EGU24-11026, updated on 08 Mar 2024
EGU General Assembly 2024
© Author(s) 2024. This work is distributed under
the Creative Commons Attribution 4.0 License.

Downscaling ESA CCI Soil Moisture: From 0.25° to 0.01° using a two-step machine learning approach

Thomas Himmer1, Carolina Damm1, Luca Zappa1,2, and Wouter Dorigo1
Thomas Himmer et al.
  • 1TU Wien, Research Group Climate and Environmental Remote Sensing, Department of Geodesy and Geoinformation, Austria (
  • 2Environment Agency Austria

Soil moisture (SM) is a key component of the Earth system and a key factor in climatological and hydrological processes as it regulates water, carbon and energy fluxes between land and atmosphere. For various applications – including monitoring and forecasting of hydro-climatic extremes (floods, droughts), forest fires, and crop yield estimation – high-resolution SM information is required. Currently, the ESA CCI (Climate Change Initiative) product provides a long-term, global record of SM with daily temporal resolution and a spatial resolution of 25km (0.25°). This coarse resolution can limit its usefulness in some of the mentioned fields of application.
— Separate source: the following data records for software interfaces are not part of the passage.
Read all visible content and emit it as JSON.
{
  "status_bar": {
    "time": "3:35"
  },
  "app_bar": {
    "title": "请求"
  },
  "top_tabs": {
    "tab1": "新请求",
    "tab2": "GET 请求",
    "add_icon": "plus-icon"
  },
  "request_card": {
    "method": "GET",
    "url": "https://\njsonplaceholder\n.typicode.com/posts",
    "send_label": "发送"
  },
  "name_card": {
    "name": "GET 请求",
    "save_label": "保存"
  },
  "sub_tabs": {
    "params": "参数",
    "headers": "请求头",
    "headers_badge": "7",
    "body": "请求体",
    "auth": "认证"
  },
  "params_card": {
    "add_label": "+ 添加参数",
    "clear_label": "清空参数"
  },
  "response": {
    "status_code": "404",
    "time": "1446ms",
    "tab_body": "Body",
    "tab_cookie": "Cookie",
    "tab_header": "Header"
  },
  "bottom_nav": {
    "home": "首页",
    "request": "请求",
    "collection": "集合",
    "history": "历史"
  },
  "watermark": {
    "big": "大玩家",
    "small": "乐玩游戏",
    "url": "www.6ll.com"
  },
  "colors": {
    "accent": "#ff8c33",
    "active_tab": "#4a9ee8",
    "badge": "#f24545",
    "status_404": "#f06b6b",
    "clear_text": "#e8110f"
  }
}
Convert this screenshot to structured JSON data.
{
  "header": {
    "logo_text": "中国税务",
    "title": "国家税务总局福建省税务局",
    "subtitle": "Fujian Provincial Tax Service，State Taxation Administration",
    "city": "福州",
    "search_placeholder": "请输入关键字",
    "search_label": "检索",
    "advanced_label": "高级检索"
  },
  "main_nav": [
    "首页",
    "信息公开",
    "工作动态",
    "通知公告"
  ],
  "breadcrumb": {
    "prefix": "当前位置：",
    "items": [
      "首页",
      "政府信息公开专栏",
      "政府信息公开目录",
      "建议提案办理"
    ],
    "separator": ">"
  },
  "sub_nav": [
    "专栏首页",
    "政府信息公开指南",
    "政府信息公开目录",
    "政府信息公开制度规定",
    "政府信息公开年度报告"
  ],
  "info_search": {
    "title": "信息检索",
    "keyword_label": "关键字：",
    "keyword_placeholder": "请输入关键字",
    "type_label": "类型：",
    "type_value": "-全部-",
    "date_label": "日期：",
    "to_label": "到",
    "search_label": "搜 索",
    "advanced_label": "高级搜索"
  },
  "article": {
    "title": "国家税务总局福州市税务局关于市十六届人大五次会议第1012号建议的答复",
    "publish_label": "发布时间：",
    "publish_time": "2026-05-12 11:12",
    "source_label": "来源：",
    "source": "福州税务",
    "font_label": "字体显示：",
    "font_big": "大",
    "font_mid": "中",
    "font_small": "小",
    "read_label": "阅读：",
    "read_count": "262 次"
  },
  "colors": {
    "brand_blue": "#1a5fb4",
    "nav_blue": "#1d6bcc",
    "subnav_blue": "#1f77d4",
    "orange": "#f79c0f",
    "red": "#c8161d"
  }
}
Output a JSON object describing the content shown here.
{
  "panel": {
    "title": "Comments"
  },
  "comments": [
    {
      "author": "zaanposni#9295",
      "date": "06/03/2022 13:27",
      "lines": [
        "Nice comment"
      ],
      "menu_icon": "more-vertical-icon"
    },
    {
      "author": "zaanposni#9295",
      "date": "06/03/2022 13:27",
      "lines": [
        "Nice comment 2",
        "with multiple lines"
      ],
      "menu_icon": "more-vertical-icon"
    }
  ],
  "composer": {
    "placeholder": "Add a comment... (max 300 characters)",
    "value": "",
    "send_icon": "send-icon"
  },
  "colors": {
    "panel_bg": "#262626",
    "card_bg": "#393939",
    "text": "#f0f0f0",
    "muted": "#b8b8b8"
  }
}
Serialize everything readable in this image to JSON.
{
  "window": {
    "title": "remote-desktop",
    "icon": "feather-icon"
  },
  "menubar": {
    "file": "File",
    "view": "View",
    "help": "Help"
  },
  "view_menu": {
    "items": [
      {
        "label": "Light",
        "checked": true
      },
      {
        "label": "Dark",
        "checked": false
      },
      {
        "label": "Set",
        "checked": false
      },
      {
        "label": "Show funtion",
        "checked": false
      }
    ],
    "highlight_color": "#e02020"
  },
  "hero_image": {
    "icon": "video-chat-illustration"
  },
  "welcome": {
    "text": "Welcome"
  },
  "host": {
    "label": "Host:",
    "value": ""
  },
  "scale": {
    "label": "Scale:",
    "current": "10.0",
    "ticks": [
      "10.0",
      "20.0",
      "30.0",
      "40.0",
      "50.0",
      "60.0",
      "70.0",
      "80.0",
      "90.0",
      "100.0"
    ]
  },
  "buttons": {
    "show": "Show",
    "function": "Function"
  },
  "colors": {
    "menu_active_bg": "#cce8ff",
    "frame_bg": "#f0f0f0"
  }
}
This study aims to improve the spatial resolution of the ESA CCI SM product to 1km (0.01°) through machine learning, incorporating dynamic and static ancillary variables influencing the spatial organization of SM at this finer scale. This procedure consists of two steps, in which the coarse resolution data is first downscaled to 0.05° and then further to 0.01°. Currently, the ancillary variables used in the downscaling process consist of land cover information from the Copernicus Global Land Service (CGLS) including soil properties, land cover types, the Normalized Difference Vegetation Index (NDVI) and a digital elevation model. Recent assessments against in-situ measurements from the International Soil Moisture Network (ISMN) across Europe reveal that the downscaled SM offers a more detailed portrayal of the spatial distribution of SM compared to the original ESA CCI product while retaining the high temporal accuracy. However, these investigations also show that the impact of the NDVI on the model prediction is small.

In future iterations of the downscaling model, the goal is to explore possibilities for incorporating more influential variables that achieve greater information gain (e.g. Land surface temperature) and to examine other machine learning approaches in addition to the currently used random forest regressor to further improve the downscaling accuracy.

How to cite: Himmer, T., Damm, C., Zappa, L., and Dorigo, W.: Downscaling ESA CCI Soil Moisture: From 0.25° to 0.01° using a two-step machine learning approach, EGU General Assembly 2024, Vienna, Austria, 14–19 Apr 2024, EGU24-11026,, 2024.